-- Opening Marker --
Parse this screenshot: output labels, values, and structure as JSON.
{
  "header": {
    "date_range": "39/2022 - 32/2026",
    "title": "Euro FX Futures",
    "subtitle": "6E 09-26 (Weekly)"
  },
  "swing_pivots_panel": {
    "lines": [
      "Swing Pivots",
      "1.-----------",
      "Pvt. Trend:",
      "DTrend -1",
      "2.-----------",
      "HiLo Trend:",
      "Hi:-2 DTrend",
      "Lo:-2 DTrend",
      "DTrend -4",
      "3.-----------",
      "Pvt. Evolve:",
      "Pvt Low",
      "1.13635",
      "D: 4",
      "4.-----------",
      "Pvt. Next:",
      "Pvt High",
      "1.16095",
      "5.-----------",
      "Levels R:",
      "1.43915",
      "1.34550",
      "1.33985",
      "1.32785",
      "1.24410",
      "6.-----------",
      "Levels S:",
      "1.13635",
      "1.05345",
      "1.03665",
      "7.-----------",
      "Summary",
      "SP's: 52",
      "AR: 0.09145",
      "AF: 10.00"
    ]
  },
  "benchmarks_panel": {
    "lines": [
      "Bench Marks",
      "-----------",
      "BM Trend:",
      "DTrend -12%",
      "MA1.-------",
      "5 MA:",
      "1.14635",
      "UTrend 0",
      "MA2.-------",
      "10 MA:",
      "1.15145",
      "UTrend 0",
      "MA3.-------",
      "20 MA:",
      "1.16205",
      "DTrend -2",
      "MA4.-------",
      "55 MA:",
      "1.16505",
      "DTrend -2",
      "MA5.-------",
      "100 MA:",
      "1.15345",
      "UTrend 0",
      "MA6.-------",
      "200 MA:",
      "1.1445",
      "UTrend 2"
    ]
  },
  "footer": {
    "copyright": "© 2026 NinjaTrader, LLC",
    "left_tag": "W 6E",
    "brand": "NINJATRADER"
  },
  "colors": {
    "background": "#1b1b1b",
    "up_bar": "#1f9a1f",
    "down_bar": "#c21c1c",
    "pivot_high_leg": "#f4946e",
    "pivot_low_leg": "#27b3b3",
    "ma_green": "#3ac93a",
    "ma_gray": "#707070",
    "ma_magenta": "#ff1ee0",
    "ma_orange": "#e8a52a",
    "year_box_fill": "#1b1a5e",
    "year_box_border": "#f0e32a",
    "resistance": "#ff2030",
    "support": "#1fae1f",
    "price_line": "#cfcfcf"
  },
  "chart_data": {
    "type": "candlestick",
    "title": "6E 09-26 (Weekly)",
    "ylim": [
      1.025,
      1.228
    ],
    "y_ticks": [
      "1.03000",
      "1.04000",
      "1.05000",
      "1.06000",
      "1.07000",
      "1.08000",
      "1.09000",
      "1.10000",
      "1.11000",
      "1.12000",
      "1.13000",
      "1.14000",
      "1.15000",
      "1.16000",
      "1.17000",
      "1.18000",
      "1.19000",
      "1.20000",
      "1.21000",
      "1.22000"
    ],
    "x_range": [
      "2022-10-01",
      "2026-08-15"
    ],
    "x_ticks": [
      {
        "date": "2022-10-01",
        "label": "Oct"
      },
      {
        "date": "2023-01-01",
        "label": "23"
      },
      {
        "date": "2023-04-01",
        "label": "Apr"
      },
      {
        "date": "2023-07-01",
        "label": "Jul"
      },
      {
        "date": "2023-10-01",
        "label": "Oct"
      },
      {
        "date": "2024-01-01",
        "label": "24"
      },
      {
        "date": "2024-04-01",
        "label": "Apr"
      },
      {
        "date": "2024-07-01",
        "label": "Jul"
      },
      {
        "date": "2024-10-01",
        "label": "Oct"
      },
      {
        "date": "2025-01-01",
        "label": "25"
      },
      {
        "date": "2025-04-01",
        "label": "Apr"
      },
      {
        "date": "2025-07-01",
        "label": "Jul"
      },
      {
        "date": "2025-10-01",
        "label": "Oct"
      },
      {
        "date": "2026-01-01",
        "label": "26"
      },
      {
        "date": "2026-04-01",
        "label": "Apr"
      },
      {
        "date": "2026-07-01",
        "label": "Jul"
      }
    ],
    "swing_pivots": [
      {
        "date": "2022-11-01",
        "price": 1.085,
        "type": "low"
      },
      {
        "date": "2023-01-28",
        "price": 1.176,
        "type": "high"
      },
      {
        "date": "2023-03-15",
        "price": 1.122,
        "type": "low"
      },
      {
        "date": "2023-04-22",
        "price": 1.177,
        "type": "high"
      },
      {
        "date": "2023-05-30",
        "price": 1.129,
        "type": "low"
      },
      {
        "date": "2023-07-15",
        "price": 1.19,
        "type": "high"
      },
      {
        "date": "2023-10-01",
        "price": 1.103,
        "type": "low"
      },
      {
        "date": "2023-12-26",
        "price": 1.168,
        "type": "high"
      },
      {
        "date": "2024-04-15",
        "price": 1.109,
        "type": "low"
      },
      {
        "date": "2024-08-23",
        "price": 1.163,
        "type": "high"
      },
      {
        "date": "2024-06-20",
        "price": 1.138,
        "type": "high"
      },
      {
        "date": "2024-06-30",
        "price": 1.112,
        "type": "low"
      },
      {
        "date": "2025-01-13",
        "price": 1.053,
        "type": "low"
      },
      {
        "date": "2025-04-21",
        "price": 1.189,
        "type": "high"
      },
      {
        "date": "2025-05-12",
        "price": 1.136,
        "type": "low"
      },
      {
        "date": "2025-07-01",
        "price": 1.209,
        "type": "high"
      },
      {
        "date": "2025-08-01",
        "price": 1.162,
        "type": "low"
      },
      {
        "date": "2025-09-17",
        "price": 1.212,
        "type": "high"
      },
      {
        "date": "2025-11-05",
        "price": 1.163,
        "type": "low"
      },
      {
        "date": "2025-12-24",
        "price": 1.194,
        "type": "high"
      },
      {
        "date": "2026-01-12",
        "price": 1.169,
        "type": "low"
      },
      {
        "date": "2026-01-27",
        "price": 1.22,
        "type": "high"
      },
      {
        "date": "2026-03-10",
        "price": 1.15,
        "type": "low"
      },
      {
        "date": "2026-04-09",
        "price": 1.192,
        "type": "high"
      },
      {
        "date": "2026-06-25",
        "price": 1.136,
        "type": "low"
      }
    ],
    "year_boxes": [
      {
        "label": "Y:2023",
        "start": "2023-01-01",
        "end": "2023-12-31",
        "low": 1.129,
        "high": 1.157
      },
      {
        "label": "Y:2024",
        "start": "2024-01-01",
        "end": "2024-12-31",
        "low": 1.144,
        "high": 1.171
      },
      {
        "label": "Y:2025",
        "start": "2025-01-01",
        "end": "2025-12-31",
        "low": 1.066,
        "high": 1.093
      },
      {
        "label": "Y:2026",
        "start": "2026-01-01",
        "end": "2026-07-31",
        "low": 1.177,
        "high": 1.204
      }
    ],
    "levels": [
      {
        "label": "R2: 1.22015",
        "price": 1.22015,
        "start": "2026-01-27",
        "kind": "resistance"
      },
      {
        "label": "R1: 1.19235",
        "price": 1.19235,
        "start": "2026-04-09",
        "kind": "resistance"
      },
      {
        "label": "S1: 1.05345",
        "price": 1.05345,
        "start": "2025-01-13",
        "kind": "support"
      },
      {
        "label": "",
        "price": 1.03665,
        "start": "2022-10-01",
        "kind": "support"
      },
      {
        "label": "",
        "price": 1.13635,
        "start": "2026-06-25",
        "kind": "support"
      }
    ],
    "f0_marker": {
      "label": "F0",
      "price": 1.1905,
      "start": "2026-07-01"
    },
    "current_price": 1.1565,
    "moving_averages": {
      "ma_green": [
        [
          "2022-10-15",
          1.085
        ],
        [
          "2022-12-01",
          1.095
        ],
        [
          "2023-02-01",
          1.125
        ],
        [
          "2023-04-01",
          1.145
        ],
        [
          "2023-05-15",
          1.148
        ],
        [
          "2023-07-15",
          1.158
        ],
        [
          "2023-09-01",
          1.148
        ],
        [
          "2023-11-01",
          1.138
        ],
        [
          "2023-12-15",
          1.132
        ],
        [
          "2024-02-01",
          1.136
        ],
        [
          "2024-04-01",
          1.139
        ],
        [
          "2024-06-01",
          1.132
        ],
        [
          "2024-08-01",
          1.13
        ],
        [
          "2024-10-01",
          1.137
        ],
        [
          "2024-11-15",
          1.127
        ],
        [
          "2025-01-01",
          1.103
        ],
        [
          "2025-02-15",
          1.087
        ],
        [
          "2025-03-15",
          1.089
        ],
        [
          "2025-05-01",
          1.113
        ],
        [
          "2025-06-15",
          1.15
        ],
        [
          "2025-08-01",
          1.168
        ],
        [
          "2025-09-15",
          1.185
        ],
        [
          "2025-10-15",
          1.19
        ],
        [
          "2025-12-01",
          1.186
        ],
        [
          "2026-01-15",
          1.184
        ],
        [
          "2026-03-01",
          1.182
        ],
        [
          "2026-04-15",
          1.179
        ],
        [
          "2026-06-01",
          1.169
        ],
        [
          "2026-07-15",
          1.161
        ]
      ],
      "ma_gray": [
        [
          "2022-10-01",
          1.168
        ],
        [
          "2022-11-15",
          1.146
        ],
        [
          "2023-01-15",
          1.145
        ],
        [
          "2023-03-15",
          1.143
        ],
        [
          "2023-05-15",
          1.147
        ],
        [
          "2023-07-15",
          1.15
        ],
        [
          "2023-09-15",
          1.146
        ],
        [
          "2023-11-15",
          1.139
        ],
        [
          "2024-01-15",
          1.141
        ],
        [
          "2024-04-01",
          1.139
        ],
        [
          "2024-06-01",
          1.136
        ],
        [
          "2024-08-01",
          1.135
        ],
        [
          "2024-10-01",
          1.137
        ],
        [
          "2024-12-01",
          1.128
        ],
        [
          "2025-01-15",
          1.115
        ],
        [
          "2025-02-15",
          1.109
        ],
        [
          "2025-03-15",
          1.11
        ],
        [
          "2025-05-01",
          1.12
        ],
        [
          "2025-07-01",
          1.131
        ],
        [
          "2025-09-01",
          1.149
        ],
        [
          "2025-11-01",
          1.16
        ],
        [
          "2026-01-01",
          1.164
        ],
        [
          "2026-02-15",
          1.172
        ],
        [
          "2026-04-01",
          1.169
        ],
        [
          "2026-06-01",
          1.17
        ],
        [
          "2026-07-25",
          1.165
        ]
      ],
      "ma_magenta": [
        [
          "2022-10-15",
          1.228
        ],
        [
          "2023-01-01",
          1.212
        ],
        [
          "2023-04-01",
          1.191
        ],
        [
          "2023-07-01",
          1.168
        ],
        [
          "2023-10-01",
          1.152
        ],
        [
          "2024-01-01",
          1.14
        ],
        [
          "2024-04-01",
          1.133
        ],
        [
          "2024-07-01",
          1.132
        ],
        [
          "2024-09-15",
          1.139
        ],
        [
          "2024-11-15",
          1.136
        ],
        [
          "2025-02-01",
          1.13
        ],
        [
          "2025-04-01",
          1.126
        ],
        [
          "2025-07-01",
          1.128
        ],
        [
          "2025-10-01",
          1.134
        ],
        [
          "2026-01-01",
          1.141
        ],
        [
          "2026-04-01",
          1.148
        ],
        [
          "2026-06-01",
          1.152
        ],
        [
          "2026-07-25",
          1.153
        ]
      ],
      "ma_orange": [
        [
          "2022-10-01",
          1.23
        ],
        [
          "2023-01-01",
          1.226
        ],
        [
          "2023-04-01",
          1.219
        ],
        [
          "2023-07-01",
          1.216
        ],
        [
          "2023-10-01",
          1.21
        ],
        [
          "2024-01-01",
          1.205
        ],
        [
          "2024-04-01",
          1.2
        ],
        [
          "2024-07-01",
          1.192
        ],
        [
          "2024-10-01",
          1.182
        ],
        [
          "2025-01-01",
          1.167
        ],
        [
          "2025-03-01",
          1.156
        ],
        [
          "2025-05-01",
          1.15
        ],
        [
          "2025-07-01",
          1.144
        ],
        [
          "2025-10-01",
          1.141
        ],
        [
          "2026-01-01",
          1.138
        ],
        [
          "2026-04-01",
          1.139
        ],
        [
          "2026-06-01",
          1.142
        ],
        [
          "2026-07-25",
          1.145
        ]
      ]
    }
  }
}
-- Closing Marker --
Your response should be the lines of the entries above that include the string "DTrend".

- [RESULT OF THE EXERCISE]
      "DTrend -1",
      "Hi:-2 DTrend",
      "Lo:-2 DTrend",
      "DTrend -4",
      "DTrend -12%",
      "DTrend -2",
      "DTrend -2",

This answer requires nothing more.